I woke up to the sound of rain gently beating against our tent. This soon stopped and Worthy Farm was bathed in warm sunshine, but not before I’d had my shower. It was an accessible shower, closed on all sides for privacy but open on top, which meant I had the invigorating experience of having a hot shower in the rain.
Last night we met up with Leftwing Idiot, Poppy and Zoë and together we saw Jurassic 5 play. I enjoyed the proper dance I’ve been fantasising about for months. At most of the major stages across the Festival there’s an accessible viewing platform. This means disabled festival-goers can see what’s happening on stage and have enough space to enjoy the performances safely. Without the platforms I’d only ever have seen other people’s wiggling bums.
During Jurassic 5’s set Leftwing Idiot, who was wearing new, insanely expensive sunglasses, whispered in my ear that it sounded as if the frontman was rolling his r’s. My arms immediately started flailing about, knocking his glasses into the air. Fortunately, after a few anxious moments it became clear they’d survived their sudden, unexpected flight.
There’s so much to be over-excited by here, mostly in a good way, but occasionally it gets overwhelming and I’m glad I invested in a pair of ear-defenders – these’ve proved crucial in helping me keep calm when we’ve been moving through large crowds.
Because I’m down low lots of people don’t see me coming, particularly in busy areas, in the dark, or if they’re worse for wear. To combat this we’ve developed a special system for moving through crowds – two people go in front creating space, and then I follow, pushed by the third person bringing up the rear.
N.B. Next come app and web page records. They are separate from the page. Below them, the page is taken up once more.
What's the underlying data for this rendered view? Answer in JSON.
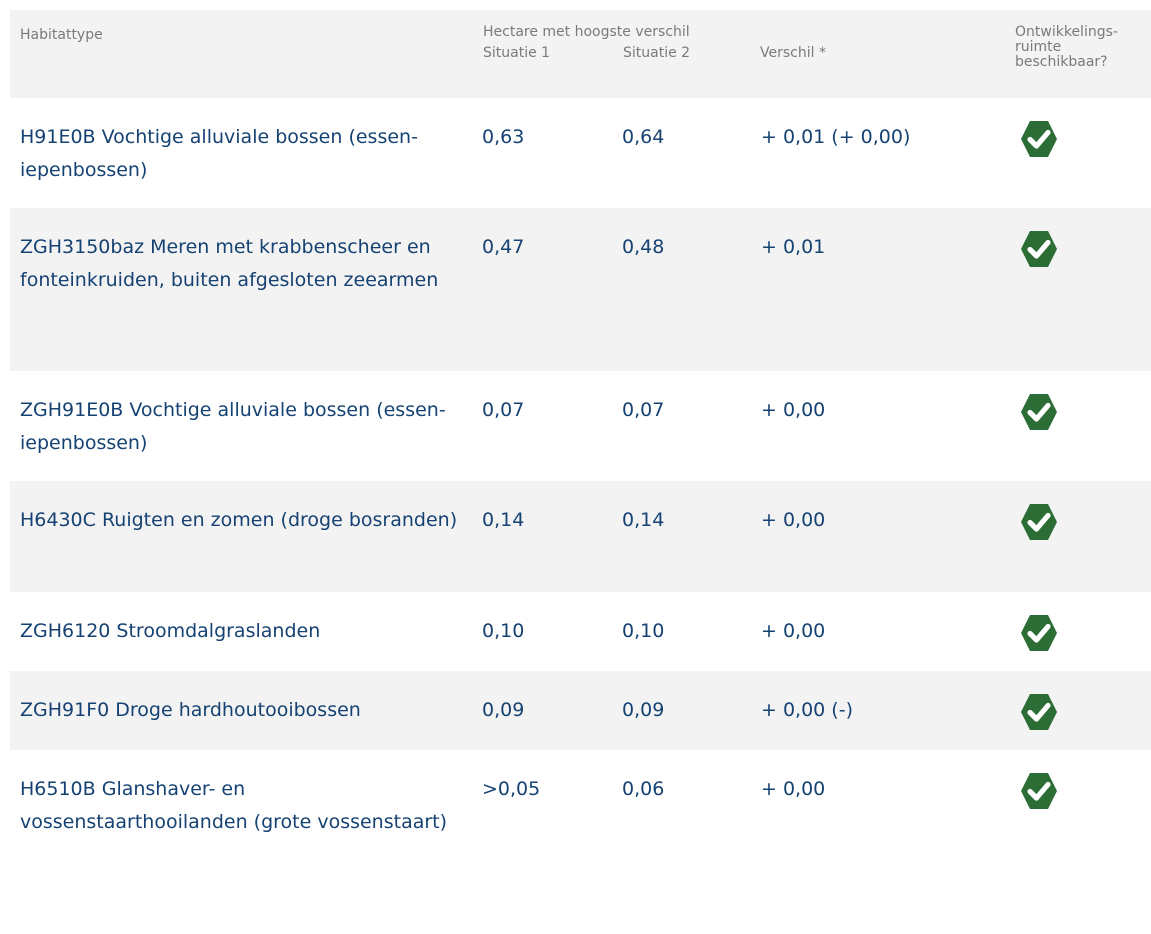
{
  "header": {
    "habitattype": "Habitattype",
    "hectare": "Hectare met hoogste verschil",
    "situatie1": "Situatie 1",
    "situatie2": "Situatie 2",
    "verschil": "Verschil *",
    "ontwikkelingsruimte_line1": "Ontwikkelings-",
    "ontwikkelingsruimte_line2": "ruimte",
    "ontwikkelingsruimte_line3": "beschikbaar?"
  },
  "rows": [
    {
      "name": "H91E0B Vochtige alluviale bossen (essen-iepenbossen)",
      "situatie1": "0,63",
      "situatie2": "0,64",
      "verschil": "+ 0,01 (+ 0,00)",
      "beschikbaar": "check-icon"
    },
    {
      "name": "ZGH3150baz Meren met krabbenscheer en fonteinkruiden, buiten afgesloten zeearmen",
      "situatie1": "0,47",
      "situatie2": "0,48",
      "verschil": "+ 0,01",
      "beschikbaar": "check-icon"
    },
    {
      "name": "ZGH91E0B Vochtige alluviale bossen (essen-iepenbossen)",
      "situatie1": "0,07",
      "situatie2": "0,07",
      "verschil": "+ 0,00",
      "beschikbaar": "check-icon"
    },
    {
      "name": "H6430C Ruigten en zomen (droge bosranden)",
      "situatie1": "0,14",
      "situatie2": "0,14",
      "verschil": "+ 0,00",
      "beschikbaar": "check-icon"
    },
    {
      "name": "ZGH6120 Stroomdalgraslanden",
      "situatie1": "0,10",
      "situatie2": "0,10",
      "verschil": "+ 0,00",
      "beschikbaar": "check-icon"
    },
    {
      "name": "ZGH91F0 Droge hardhoutooibossen",
      "situatie1": "0,09",
      "situatie2": "0,09",
      "verschil": "+ 0,00 (-)",
      "beschikbaar": "check-icon"
    },
    {
      "name": "H6510B Glanshaver- en vossenstaarthooilanden (grote vossenstaart)",
      "situatie1": ">0,05",
      "situatie2": "0,06",
      "verschil": "+ 0,00",
      "beschikbaar": "check-icon"
    }
  ],
  "colors": {
    "text": "#154273",
    "header_text": "#7a7a7a",
    "stripe": "#f3f3f3",
    "check": "#2b6d35"
  }
}
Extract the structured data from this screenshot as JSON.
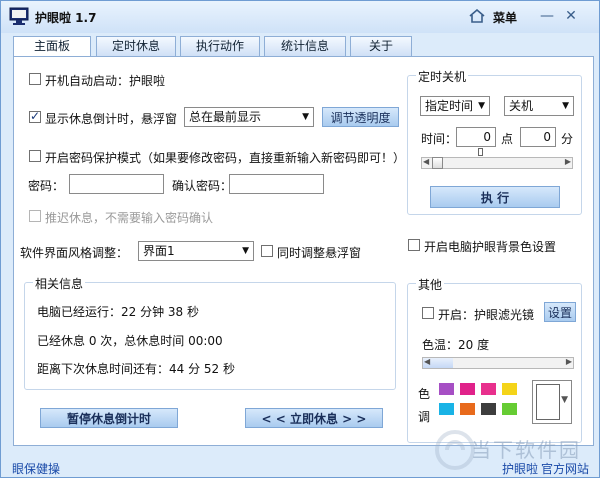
{
  "app": {
    "title": "护眼啦 1.7",
    "menu": "菜单"
  },
  "tabs": [
    "主面板",
    "定时休息",
    "执行动作",
    "统计信息",
    "关于"
  ],
  "main": {
    "autostart_label": "开机自动启动：护眼啦",
    "show_countdown_label": "显示休息倒计时，悬浮窗",
    "float_mode": "总在最前显示",
    "adjust_opacity_button": "调节透明度",
    "password_mode_label": "开启密码保护模式（如果要修改密码，直接重新输入新密码即可！）",
    "password_label": "密码：",
    "confirm_password_label": "确认密码：",
    "delay_rest_label": "推迟休息，不需要输入密码确认",
    "skin_label": "软件界面风格调整：",
    "skin_value": "界面1",
    "sync_float_label": "同时调整悬浮窗",
    "eye_bg_label": "开启电脑护眼背景色设置"
  },
  "info": {
    "title": "相关信息",
    "uptime": "电脑已经运行：22 分钟 38 秒",
    "rest_count": "已经休息 0 次，总休息时间 00:00",
    "next_rest": "距离下次休息时间还有：44 分 52 秒",
    "pause_button": "暂停休息倒计时",
    "rest_now_button": "< < 立即休息 > >"
  },
  "shutdown": {
    "title": "定时关机",
    "mode": "指定时间",
    "action": "关机",
    "time_label": "时间：",
    "hour": "0",
    "point_label": "点",
    "minute": "0",
    "minute_label": "分",
    "slider_value": 0.0,
    "execute_button": "执 行"
  },
  "other": {
    "title": "其他",
    "filter_label": "开启：护眼滤光镜",
    "settings_button": "设置",
    "color_temp_label": "色温：20 度",
    "color_temp_fraction": 0.2,
    "color_label_1": "色",
    "color_label_2": "调",
    "swatches": [
      "#a64fc4",
      "#e0228a",
      "#e8308d",
      "#f4d419",
      "#19b3e6",
      "#e86a1c",
      "#3d3d3d",
      "#66cc33"
    ],
    "selected_color": "#ffffff"
  },
  "footer": {
    "left": "眼保健操",
    "right1": "护眼啦",
    "right2": "官方网站"
  },
  "watermark": {
    "text": "当下软件园"
  }
}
This is really helping to keep us on the move.
The final thing helping us get about is the trusty tent peg, which has temporarily been added to the essentials I keep in my emergency bag. We use it for poking out stuff that’s clogging up the back wheel of my chair so it no longer turns. Usually it’s just mud, but this evening Sophie had to remove a beer can and a wine bag that’d got trapped too.
I’m having an amazing time and have managed to catch up with lots of friends who’re here, although with three performances today we’ve been very busy. One of these was in the middle of an intense downpour and my tics came up with several new songs in response. These include:
(To the tune of ‘She’ll Be Coming Round the Mountain’)
“I think raindrops are dyspraxic because they fall down,
I think raindrops are dyspraxic because they fall down,
I think raindrops are dyspraxic, I think raindrops are dyspraxic,
I think raindrops are dyspraxic because they keep on falling down.”
“A wheelchair on a muddy hill is perfectly safe,
A wheelchair on a muddy hill, with poor brakes is perfectly safe,
A wheelchair on a muddy hill, with poor brakes in the rain is perfectly safe.
As long as I don’t make any sudden movements.”
We were supposed to do thirty minutes, but the show ended up going on for over an hour, some of which we did acoustically – even under the gazebo it was too wet for microphones. At one point we were joined by an amazing mystery trombone player who was brilliant at keeping up with our strange spontaneous flow.
During all this I was at the top of the enormous hill with two water bottles in front of my wheels, acting as chocks!
Your entourage passed a few feet in front of us during The Pixies on Saturday, traveling amazingly fast considering the mud and dense crowds. And we really enjoyed the Sensation Seekers shows on Friday & Sunday – great to see you & the Captain in action!